§ Exercise
Could you please retype all of the records exactly, skipping any pictures?

[Dataset rows describing interfaces]
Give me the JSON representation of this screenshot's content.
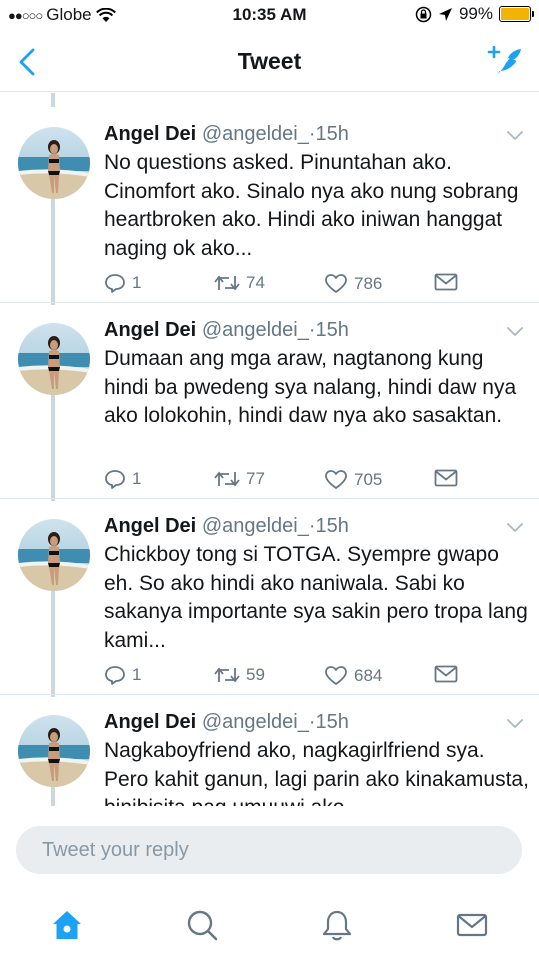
{
  "status_bar": {
    "signal": "●●○○○",
    "carrier": "Globe",
    "time": "10:35 AM",
    "battery": "99%",
    "battery_level": 0.99,
    "battery_color": "#f3b400"
  },
  "nav": {
    "title": "Tweet",
    "accent_color": "#1da1f2"
  },
  "tweets": [
    {
      "name": "Angel Dei",
      "handle": "@angeldei_",
      "separator": "·",
      "time": "15h",
      "text": "No questions asked. Pinuntahan ako. Cinomfort ako. Sinalo nya ako nung sobrang heartbroken ako. Hindi ako iniwan hanggat naging ok ako...",
      "replies": "1",
      "retweets": "74",
      "likes": "786"
    },
    {
      "name": "Angel Dei",
      "handle": "@angeldei_",
      "separator": "·",
      "time": "15h",
      "text": "Dumaan ang mga araw, nagtanong kung hindi ba pwedeng sya nalang, hindi daw nya ako lolokohin, hindi daw nya ako sasaktan.",
      "replies": "1",
      "retweets": "77",
      "likes": "705"
    },
    {
      "name": "Angel Dei",
      "handle": "@angeldei_",
      "separator": "·",
      "time": "15h",
      "text": "Chickboy tong si TOTGA. Syempre gwapo eh. So ako hindi ako naniwala. Sabi ko sakanya importante sya sakin pero tropa lang kami...",
      "replies": "1",
      "retweets": "59",
      "likes": "684"
    },
    {
      "name": "Angel Dei",
      "handle": "@angeldei_",
      "separator": "·",
      "time": "15h",
      "text": "Nagkaboyfriend ako, nagkagirlfriend sya. Pero kahit ganun, lagi parin ako kinakamusta, binibisita pag umuuwi ako",
      "replies": "",
      "retweets": "",
      "likes": ""
    }
  ],
  "reply": {
    "placeholder": "Tweet your reply"
  },
  "tab_bar": {
    "items": [
      "home-icon",
      "search-icon",
      "notifications-icon",
      "messages-icon"
    ],
    "active_color": "#1da1f2",
    "inactive_color": "#657786"
  }
}
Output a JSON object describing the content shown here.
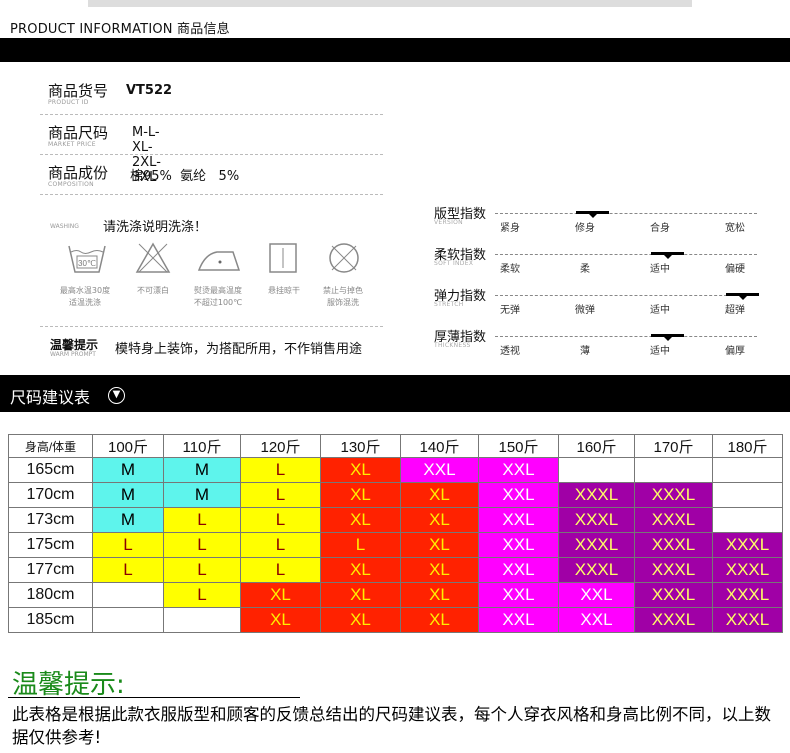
{
  "header": {
    "title": "PRODUCT INFORMATION 商品信息"
  },
  "info": {
    "product_id": {
      "label": "商品货号",
      "sub": "PRODUCT ID",
      "value": "VT522"
    },
    "sizes": {
      "label": "商品尺码",
      "sub": "MARKET PRICE",
      "value": "M-L-XL-2XL-3XL"
    },
    "composition": {
      "label": "商品成份",
      "sub": "COMPOSITION",
      "value": "棉95%  氨纶   5%"
    },
    "washing": {
      "sub": "WASHING",
      "title": "请洗涤说明洗涤！",
      "icons": [
        {
          "icon": "wash-30-icon",
          "text": "30℃",
          "caption": [
            "最高水温30度",
            "适温洗涤"
          ]
        },
        {
          "icon": "no-bleach-icon",
          "caption": [
            "不可漂白"
          ]
        },
        {
          "icon": "iron-icon",
          "caption": [
            "熨烫最高温度",
            "不超过100℃"
          ]
        },
        {
          "icon": "hang-dry-icon",
          "caption": [
            "悬挂晾干"
          ]
        },
        {
          "icon": "no-mixed-wash-icon",
          "caption": [
            "禁止与掉色",
            "服饰混洗"
          ]
        }
      ]
    },
    "warm_prompt": {
      "label": "温馨提示",
      "sub": "WARM PROMPT",
      "value": "模特身上装饰，为搭配所用，不作销售用途"
    }
  },
  "indices": [
    {
      "label": "版型指数",
      "sub": "VERSION",
      "options": [
        "紧身",
        "修身",
        "合身",
        "宽松"
      ],
      "selected": 1
    },
    {
      "label": "柔软指数",
      "sub": "SOFT INDEX",
      "options": [
        "柔软",
        "柔",
        "适中",
        "偏硬"
      ],
      "selected": 2
    },
    {
      "label": "弹力指数",
      "sub": "STRETCH",
      "options": [
        "无弹",
        "微弹",
        "适中",
        "超弹"
      ],
      "selected": 3
    },
    {
      "label": "厚薄指数",
      "sub": "THICKNESS",
      "options": [
        "透视",
        "薄",
        "适中",
        "偏厚"
      ],
      "selected": 2
    }
  ],
  "size_chart": {
    "title": "尺码建议表",
    "icon": "circle-chevron-down-icon",
    "corner": "身高/体重",
    "weights": [
      "100斤",
      "110斤",
      "120斤",
      "130斤",
      "140斤",
      "150斤",
      "160斤",
      "170斤",
      "180斤"
    ],
    "colors": {
      "cyan": "#5ef4ec",
      "yellow": "#ffff00",
      "red": "#ff2200",
      "magenta": "#ff00ff",
      "purple": "#a000a6"
    },
    "rows": [
      {
        "height": "165cm",
        "cells": [
          [
            "M",
            "cyan"
          ],
          [
            "M",
            "cyan"
          ],
          [
            "L",
            "yellow"
          ],
          [
            "XL",
            "red"
          ],
          [
            "XXL",
            "magenta"
          ],
          [
            "XXL",
            "magenta"
          ],
          [
            "",
            ""
          ],
          [
            "",
            ""
          ],
          [
            "",
            ""
          ]
        ]
      },
      {
        "height": "170cm",
        "cells": [
          [
            "M",
            "cyan"
          ],
          [
            "M",
            "cyan"
          ],
          [
            "L",
            "yellow"
          ],
          [
            "XL",
            "red"
          ],
          [
            "XL",
            "red"
          ],
          [
            "XXL",
            "magenta"
          ],
          [
            "XXXL",
            "purple"
          ],
          [
            "XXXL",
            "purple"
          ],
          [
            "",
            ""
          ]
        ]
      },
      {
        "height": "173cm",
        "cells": [
          [
            "M",
            "cyan"
          ],
          [
            "L",
            "yellow"
          ],
          [
            "L",
            "yellow"
          ],
          [
            "XL",
            "red"
          ],
          [
            "XL",
            "red"
          ],
          [
            "XXL",
            "magenta"
          ],
          [
            "XXXL",
            "purple"
          ],
          [
            "XXXL",
            "purple"
          ],
          [
            "",
            ""
          ]
        ]
      },
      {
        "height": "175cm",
        "cells": [
          [
            "L",
            "yellow"
          ],
          [
            "L",
            "yellow"
          ],
          [
            "L",
            "yellow"
          ],
          [
            "L",
            "red"
          ],
          [
            "XL",
            "red"
          ],
          [
            "XXL",
            "magenta"
          ],
          [
            "XXXL",
            "purple"
          ],
          [
            "XXXL",
            "purple"
          ],
          [
            "XXXL",
            "purple"
          ]
        ]
      },
      {
        "height": "177cm",
        "cells": [
          [
            "L",
            "yellow"
          ],
          [
            "L",
            "yellow"
          ],
          [
            "L",
            "yellow"
          ],
          [
            "XL",
            "red"
          ],
          [
            "XL",
            "red"
          ],
          [
            "XXL",
            "magenta"
          ],
          [
            "XXXL",
            "purple"
          ],
          [
            "XXXL",
            "purple"
          ],
          [
            "XXXL",
            "purple"
          ]
        ]
      },
      {
        "height": "180cm",
        "cells": [
          [
            "",
            ""
          ],
          [
            "L",
            "yellow"
          ],
          [
            "XL",
            "red"
          ],
          [
            "XL",
            "red"
          ],
          [
            "XL",
            "red"
          ],
          [
            "XXL",
            "magenta"
          ],
          [
            "XXL",
            "magenta"
          ],
          [
            "XXXL",
            "purple"
          ],
          [
            "XXXL",
            "purple"
          ]
        ]
      },
      {
        "height": "185cm",
        "cells": [
          [
            "",
            ""
          ],
          [
            "",
            ""
          ],
          [
            "XL",
            "red"
          ],
          [
            "XL",
            "red"
          ],
          [
            "XL",
            "red"
          ],
          [
            "XXL",
            "magenta"
          ],
          [
            "XXL",
            "magenta"
          ],
          [
            "XXXL",
            "purple"
          ],
          [
            "XXXL",
            "purple"
          ]
        ]
      }
    ]
  },
  "warm_tip": {
    "title": "温馨提示:",
    "text": "此表格是根据此款衣服版型和顾客的反馈总结出的尺码建议表，每个人穿衣风格和身高比例不同，以上数据仅供参考!"
  }
}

§ Answer for this exercise
Give me the JSON representation of this screenshot's content.
{
  "status_bar": {
    "signal": "●●○○○",
    "carrier": "Globe",
    "time": "10:35 AM",
    "battery": "99%",
    "battery_level": 0.99,
    "battery_color": "#f3b400"
  },
  "nav": {
    "title": "Tweet",
    "accent_color": "#1da1f2"
  },
  "tweets": [
    {
      "name": "Angel Dei",
      "handle": "@angeldei_",
      "separator": "·",
      "time": "15h",
      "text": "No questions asked. Pinuntahan ako. Cinomfort ako. Sinalo nya ako nung sobrang heartbroken ako. Hindi ako iniwan hanggat naging ok ako...",
      "replies": "1",
      "retweets": "74",
      "likes": "786"
    },
    {
      "name": "Angel Dei",
      "handle": "@angeldei_",
      "separator": "·",
      "time": "15h",
      "text": "Dumaan ang mga araw, nagtanong kung hindi ba pwedeng sya nalang, hindi daw nya ako lolokohin, hindi daw nya ako sasaktan.",
      "replies": "1",
      "retweets": "77",
      "likes": "705"
    },
    {
      "name": "Angel Dei",
      "handle": "@angeldei_",
      "separator": "·",
      "time": "15h",
      "text": "Chickboy tong si TOTGA. Syempre gwapo eh. So ako hindi ako naniwala. Sabi ko sakanya importante sya sakin pero tropa lang kami...",
      "replies": "1",
      "retweets": "59",
      "likes": "684"
    },
    {
      "name": "Angel Dei",
      "handle": "@angeldei_",
      "separator": "·",
      "time": "15h",
      "text": "Nagkaboyfriend ako, nagkagirlfriend sya. Pero kahit ganun, lagi parin ako kinakamusta, binibisita pag umuuwi ako",
      "replies": "",
      "retweets": "",
      "likes": ""
    }
  ],
  "reply": {
    "placeholder": "Tweet your reply"
  },
  "tab_bar": {
    "items": [
      "home-icon",
      "search-icon",
      "notifications-icon",
      "messages-icon"
    ],
    "active_color": "#1da1f2",
    "inactive_color": "#657786"
  }
}
Output a JSON object describing the content shown here.
{
  "header": {
    "title": "PRODUCT INFORMATION 商品信息"
  },
  "info": {
    "product_id": {
      "label": "商品货号",
      "sub": "PRODUCT ID",
      "value": "VT522"
    },
    "sizes": {
      "label": "商品尺码",
      "sub": "MARKET PRICE",
      "value": "M-L-XL-2XL-3XL"
    },
    "composition": {
      "label": "商品成份",
      "sub": "COMPOSITION",
      "value": "棉95%  氨纶   5%"
    },
    "washing": {
      "sub": "WASHING",
      "title": "请洗涤说明洗涤！",
      "icons": [
        {
          "icon": "wash-30-icon",
          "text": "30℃",
          "caption": [
            "最高水温30度",
            "适温洗涤"
          ]
        },
        {
          "icon": "no-bleach-icon",
          "caption": [
            "不可漂白"
          ]
        },
        {
          "icon": "iron-icon",
          "caption": [
            "熨烫最高温度",
            "不超过100℃"
          ]
        },
        {
          "icon": "hang-dry-icon",
          "caption": [
            "悬挂晾干"
          ]
        },
        {
          "icon": "no-mixed-wash-icon",
          "caption": [
            "禁止与掉色",
            "服饰混洗"
          ]
        }
      ]
    },
    "warm_prompt": {
      "label": "温馨提示",
      "sub": "WARM PROMPT",
      "value": "模特身上装饰，为搭配所用，不作销售用途"
    }
  },
  "indices": [
    {
      "label": "版型指数",
      "sub": "VERSION",
      "options": [
        "紧身",
        "修身",
        "合身",
        "宽松"
      ],
      "selected": 1
    },
    {
      "label": "柔软指数",
      "sub": "SOFT INDEX",
      "options": [
        "柔软",
        "柔",
        "适中",
        "偏硬"
      ],
      "selected": 2
    },
    {
      "label": "弹力指数",
      "sub": "STRETCH",
      "options": [
        "无弹",
        "微弹",
        "适中",
        "超弹"
      ],
      "selected": 3
    },
    {
      "label": "厚薄指数",
      "sub": "THICKNESS",
      "options": [
        "透视",
        "薄",
        "适中",
        "偏厚"
      ],
      "selected": 2
    }
  ],
  "size_chart": {
    "title": "尺码建议表",
    "icon": "circle-chevron-down-icon",
    "corner": "身高/体重",
    "weights": [
      "100斤",
      "110斤",
      "120斤",
      "130斤",
      "140斤",
      "150斤",
      "160斤",
      "170斤",
      "180斤"
    ],
    "colors": {
      "cyan": "#5ef4ec",
      "yellow": "#ffff00",
      "red": "#ff2200",
      "magenta": "#ff00ff",
      "purple": "#a000a6"
    },
    "rows": [
      {
        "height": "165cm",
        "cells": [
          [
            "M",
            "cyan"
          ],
          [
            "M",
            "cyan"
          ],
          [
            "L",
            "yellow"
          ],
          [
            "XL",
            "red"
          ],
          [
            "XXL",
            "magenta"
          ],
          [
            "XXL",
            "magenta"
          ],
          [
            "",
            ""
          ],
          [
            "",
            ""
          ],
          [
            "",
            ""
          ]
        ]
      },
      {
        "height": "170cm",
        "cells": [
          [
            "M",
            "cyan"
          ],
          [
            "M",
            "cyan"
          ],
          [
            "L",
            "yellow"
          ],
          [
            "XL",
            "red"
          ],
          [
            "XL",
            "red"
          ],
          [
            "XXL",
            "magenta"
          ],
          [
            "XXXL",
            "purple"
          ],
          [
            "XXXL",
            "purple"
          ],
          [
            "",
            ""
          ]
        ]
      },
      {
        "height": "173cm",
        "cells": [
          [
            "M",
            "cyan"
          ],
          [
            "L",
            "yellow"
          ],
          [
            "L",
            "yellow"
          ],
          [
            "XL",
            "red"
          ],
          [
            "XL",
            "red"
          ],
          [
            "XXL",
            "magenta"
          ],
          [
            "XXXL",
            "purple"
          ],
          [
            "XXXL",
            "purple"
          ],
          [
            "",
            ""
          ]
        ]
      },
      {
        "height": "175cm",
        "cells": [
          [
            "L",
            "yellow"
          ],
          [
            "L",
            "yellow"
          ],
          [
            "L",
            "yellow"
          ],
          [
            "L",
            "red"
          ],
          [
            "XL",
            "red"
          ],
          [
            "XXL",
            "magenta"
          ],
          [
            "XXXL",
            "purple"
          ],
          [
            "XXXL",
            "purple"
          ],
          [
            "XXXL",
            "purple"
          ]
        ]
      },
      {
        "height": "177cm",
        "cells": [
          [
            "L",
            "yellow"
          ],
          [
            "L",
            "yellow"
          ],
          [
            "L",
            "yellow"
          ],
          [
            "XL",
            "red"
          ],
          [
            "XL",
            "red"
          ],
          [
            "XXL",
            "magenta"
          ],
          [
            "XXXL",
            "purple"
          ],
          [
            "XXXL",
            "purple"
          ],
          [
            "XXXL",
            "purple"
          ]
        ]
      },
      {
        "height": "180cm",
        "cells": [
          [
            "",
            ""
          ],
          [
            "L",
            "yellow"
          ],
          [
            "XL",
            "red"
          ],
          [
            "XL",
            "red"
          ],
          [
            "XL",
            "red"
          ],
          [
            "XXL",
            "magenta"
          ],
          [
            "XXL",
            "magenta"
          ],
          [
            "XXXL",
            "purple"
          ],
          [
            "XXXL",
            "purple"
          ]
        ]
      },
      {
        "height": "185cm",
        "cells": [
          [
            "",
            ""
          ],
          [
            "",
            ""
          ],
          [
            "XL",
            "red"
          ],
          [
            "XL",
            "red"
          ],
          [
            "XL",
            "red"
          ],
          [
            "XXL",
            "magenta"
          ],
          [
            "XXL",
            "magenta"
          ],
          [
            "XXXL",
            "purple"
          ],
          [
            "XXXL",
            "purple"
          ]
        ]
      }
    ]
  },
  "warm_tip": {
    "title": "温馨提示:",
    "text": "此表格是根据此款衣服版型和顾客的反馈总结出的尺码建议表，每个人穿衣风格和身高比例不同，以上数据仅供参考!"
  }
}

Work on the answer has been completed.